Diwali has been the most festive time at the Garg household, always. And now that the clan has moved on to the individual nuclear setups and each nucleus has its own little stream of week-long festivities, the onset of Diwali always takes me back to the time when the entire family stayed together, ate together and celebrated together.

Fresh flowers would adorn the house, and each member of the family was supposed to dress up in the traditional fineries. The sweet smell of rosewater, cardamom and cinnamon would waft through the kitchens, and the traditional feast of no less than eighteen dishes was prepared on the big night. Evenings were characterized by designing rangolis in every courtyard and corridor of the sprawling mansion. The two-hour long pooja session would be orchestrated by the family pundit, where the cousins retreated in the background playing pranks on each other. Pointing and laughing games would ensue when the mantras and shlokas had someone’s name embedded in them. The girls and women of the family would receive cash and gifts and status of goddesses, even if just for a day; and the little boys would stand in a corner, sulking.
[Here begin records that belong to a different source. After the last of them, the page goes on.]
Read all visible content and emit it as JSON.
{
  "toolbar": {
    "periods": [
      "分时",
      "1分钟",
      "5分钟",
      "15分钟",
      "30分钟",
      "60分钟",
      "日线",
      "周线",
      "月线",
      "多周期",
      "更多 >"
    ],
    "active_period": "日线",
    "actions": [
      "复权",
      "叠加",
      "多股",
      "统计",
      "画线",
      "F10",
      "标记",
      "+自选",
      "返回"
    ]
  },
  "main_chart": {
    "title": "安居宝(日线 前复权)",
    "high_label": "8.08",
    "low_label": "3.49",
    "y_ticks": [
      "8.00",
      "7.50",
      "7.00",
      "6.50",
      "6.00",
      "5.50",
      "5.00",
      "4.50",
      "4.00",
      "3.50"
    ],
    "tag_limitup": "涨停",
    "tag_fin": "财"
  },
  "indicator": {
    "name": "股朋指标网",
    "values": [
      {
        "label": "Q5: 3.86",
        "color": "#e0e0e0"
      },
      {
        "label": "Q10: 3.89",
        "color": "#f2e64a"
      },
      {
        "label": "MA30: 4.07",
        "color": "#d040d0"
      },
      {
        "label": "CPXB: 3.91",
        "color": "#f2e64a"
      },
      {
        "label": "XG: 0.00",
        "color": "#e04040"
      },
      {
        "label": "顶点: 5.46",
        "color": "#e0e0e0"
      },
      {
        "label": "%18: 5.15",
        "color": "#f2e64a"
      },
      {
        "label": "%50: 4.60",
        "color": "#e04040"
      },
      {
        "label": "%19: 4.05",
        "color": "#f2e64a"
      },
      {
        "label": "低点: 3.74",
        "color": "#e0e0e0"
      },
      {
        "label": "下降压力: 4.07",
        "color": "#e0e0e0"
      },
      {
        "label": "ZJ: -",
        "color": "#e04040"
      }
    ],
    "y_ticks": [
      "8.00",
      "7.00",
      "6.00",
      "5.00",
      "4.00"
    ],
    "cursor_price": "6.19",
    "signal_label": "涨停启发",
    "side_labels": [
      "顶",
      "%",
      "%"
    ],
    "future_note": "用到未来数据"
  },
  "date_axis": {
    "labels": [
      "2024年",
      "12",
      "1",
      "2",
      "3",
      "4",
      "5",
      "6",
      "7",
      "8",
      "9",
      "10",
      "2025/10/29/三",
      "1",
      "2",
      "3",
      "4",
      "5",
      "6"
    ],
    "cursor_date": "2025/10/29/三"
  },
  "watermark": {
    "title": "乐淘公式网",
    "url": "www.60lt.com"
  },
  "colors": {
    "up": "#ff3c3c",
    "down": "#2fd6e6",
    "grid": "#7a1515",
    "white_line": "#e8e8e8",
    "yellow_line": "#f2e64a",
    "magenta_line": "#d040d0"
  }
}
Festivities would continue till late, with everyone assembling on the terrace, lighting up the night sky with an array of fireworks. And standing in a corner, far away from the maddening crowd jostling for their turn to light another sparkler, my heart would swell up with the sight of my own little piece of the glimmering sky, brought alive in my balcony by the little fairy lights.

Times have changed, people have moved on, and that balcony doesn’t exist anymore. But the swinging pretty lights are still the same – the only continuing part of the tradition. Every year, they recreate that magical time when life was a fairy tale, bringing me my own little piece of the glimmering sky all over again.